Well we have got through the first half of the year and a lot of things have already happened. This is my 2012 mid-year report for banking and the changes that need to be made over the rest of the year.
1. Remove all sentiment from the decision making process
Sentiment is a strange thing. It is a natural trait that all human beings share to varying degrees. We keep things for longer than we need because we are worried that no matter how unlikely, we might want to use them again one day. Sentiment can cost us time, money and most importantly halt us from moving forward. Banks have been sentimental about processes, culture and channels for far too long. Banks need to get on with it, remove sentiment from the decision making process and make choices based purely on the facts and trends at hand. This will not only lead to better decisions, but decisions made faster and more efficiently than ever before.
2. Don’t compromise on quality and customer satisfaction
Working in a bank can sometimes make you feel like you are constantly juggling one compromise for the other. These compromises generally result in making things harder than they need to be for customers. When things get too hard the banks have a habit of taking the easy route. It is time to shake up this culture and focus on what counts. Look at your quality and customer satisfaction benchmarks, throw them in the rubbish and start again. Lift you benchmarks to new heights. Put them so high that you will struggle to reach them. With most banks likely to continue offering similar services, those that deliver and maintain the most compelling customer experience will win out in the long run.
3. Never cut corners on talent
It never ceases to amaze me, that in this day and age, and amidst all the competition for resource, how little banks invest in attracting and retaining talent. You could sometimes be confused for thinking that talent grows on trees (next to the money plot). Getting the right talent and retaining it has never been so important for banks, so they need to stop cutting corners and start getting scientific. Have a well defined and standardised process that utilises the latest technology and psychometric profiling to assist in talent selection. Implement a culture that encourages career planning and open, honest dialogue between management and staff. Quickly remove or reassign resources that don’t perform as these people are the first to frustrate your high performers.
4. Begin to dream
Bankers by profession have historically been number crunchers, risk adverse pragmatists and glass half empty types. This could be considered harsh, but it’s true. The modern day reality of big business has evolved significantly beyond these dexterities. The progressive move forward while the cautious become yesterday’s heroes. The rapid progression of new technology means that with every passing day, yesterdays unrealistic ideas become today’s realistic ambitions. We are nearly on the verge of public space travel and self driving cars! Along the way banks have lost the ability to dream. It’s time for banks to start believing again, and bringing the enthusiasm and passion for shared visions together.
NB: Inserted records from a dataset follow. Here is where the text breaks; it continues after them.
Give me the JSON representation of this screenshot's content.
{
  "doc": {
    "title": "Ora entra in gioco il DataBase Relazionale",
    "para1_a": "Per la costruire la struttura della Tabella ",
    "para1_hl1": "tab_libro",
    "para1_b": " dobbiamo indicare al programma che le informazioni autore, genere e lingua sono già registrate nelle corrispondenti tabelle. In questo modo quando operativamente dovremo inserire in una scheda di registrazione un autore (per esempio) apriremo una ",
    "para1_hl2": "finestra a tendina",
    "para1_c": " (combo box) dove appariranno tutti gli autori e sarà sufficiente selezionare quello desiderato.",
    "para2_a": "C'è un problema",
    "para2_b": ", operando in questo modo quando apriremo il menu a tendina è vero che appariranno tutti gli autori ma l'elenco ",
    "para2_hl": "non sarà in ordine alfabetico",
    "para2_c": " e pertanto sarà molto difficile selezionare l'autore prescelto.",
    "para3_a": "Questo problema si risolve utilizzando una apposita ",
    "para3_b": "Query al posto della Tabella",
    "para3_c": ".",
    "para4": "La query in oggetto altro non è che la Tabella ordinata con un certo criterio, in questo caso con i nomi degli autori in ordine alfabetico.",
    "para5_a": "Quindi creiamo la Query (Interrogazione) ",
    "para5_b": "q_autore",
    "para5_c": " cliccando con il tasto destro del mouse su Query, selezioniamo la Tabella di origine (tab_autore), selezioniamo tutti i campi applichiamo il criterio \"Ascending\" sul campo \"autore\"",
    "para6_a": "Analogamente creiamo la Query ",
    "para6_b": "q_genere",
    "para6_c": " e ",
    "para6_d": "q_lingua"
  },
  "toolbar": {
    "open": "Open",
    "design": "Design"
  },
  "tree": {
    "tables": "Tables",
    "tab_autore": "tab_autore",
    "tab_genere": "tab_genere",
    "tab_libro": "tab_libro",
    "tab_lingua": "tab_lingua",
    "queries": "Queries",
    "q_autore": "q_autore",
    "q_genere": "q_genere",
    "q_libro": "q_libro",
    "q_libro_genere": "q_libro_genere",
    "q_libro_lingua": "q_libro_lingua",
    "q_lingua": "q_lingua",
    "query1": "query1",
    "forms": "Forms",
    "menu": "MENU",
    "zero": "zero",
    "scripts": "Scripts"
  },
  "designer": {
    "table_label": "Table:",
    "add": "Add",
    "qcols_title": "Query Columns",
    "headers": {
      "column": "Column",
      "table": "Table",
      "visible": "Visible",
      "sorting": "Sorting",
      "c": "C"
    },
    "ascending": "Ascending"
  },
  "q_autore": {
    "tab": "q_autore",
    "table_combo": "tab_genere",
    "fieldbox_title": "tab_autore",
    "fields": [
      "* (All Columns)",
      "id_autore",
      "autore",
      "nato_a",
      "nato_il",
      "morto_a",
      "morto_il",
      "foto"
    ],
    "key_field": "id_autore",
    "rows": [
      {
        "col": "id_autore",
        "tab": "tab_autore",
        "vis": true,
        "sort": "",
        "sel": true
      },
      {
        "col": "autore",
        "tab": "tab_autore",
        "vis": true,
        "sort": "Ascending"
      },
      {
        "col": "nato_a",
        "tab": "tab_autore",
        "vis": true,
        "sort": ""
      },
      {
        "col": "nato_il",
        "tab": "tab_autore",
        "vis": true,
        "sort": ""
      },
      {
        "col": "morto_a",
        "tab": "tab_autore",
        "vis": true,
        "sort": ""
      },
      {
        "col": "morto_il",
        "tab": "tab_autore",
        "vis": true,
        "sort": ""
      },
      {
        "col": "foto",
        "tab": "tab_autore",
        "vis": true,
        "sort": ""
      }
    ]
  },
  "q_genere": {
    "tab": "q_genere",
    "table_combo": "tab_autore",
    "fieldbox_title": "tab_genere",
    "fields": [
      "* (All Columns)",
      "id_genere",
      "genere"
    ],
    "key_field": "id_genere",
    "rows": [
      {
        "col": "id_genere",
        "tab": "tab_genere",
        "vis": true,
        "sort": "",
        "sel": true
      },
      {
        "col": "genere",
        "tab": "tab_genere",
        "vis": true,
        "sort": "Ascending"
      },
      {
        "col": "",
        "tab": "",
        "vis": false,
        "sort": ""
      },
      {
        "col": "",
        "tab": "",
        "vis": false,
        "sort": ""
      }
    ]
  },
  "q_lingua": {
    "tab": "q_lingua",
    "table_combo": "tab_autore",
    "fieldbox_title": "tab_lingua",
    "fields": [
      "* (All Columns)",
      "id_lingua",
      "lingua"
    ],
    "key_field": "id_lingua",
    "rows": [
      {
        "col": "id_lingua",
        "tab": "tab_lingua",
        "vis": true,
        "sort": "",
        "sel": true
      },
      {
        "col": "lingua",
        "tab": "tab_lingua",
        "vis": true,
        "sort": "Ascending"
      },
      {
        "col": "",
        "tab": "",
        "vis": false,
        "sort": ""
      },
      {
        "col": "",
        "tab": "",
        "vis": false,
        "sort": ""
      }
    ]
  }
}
All dreams are possible in combination with items 1, 2 and 3.
5. Eliminate five-year business cases
Whilst this might not seem as grand as the first four, don’t underestimate the significance of this resolution. The five-year business case is the symptom of a much larger underlying banking problem. The five-year business case was set that long because it reflected the slow pace of development in the industry. Until recently banks thought they could realistically forecast out for five years of benefits with relative accuracy. Nowadays, you will be lucky to be able to forecast five months out. Changing this to something more realistic like two years is not just a case of removing a few columns from a spreadsheet. It is most importantly an attitude shift. This is the first step on the path to resetting your internal expectations about the pace of change and innovation around you.
Let me know what you would focus on over the next two quarters if you were in charge of a bank.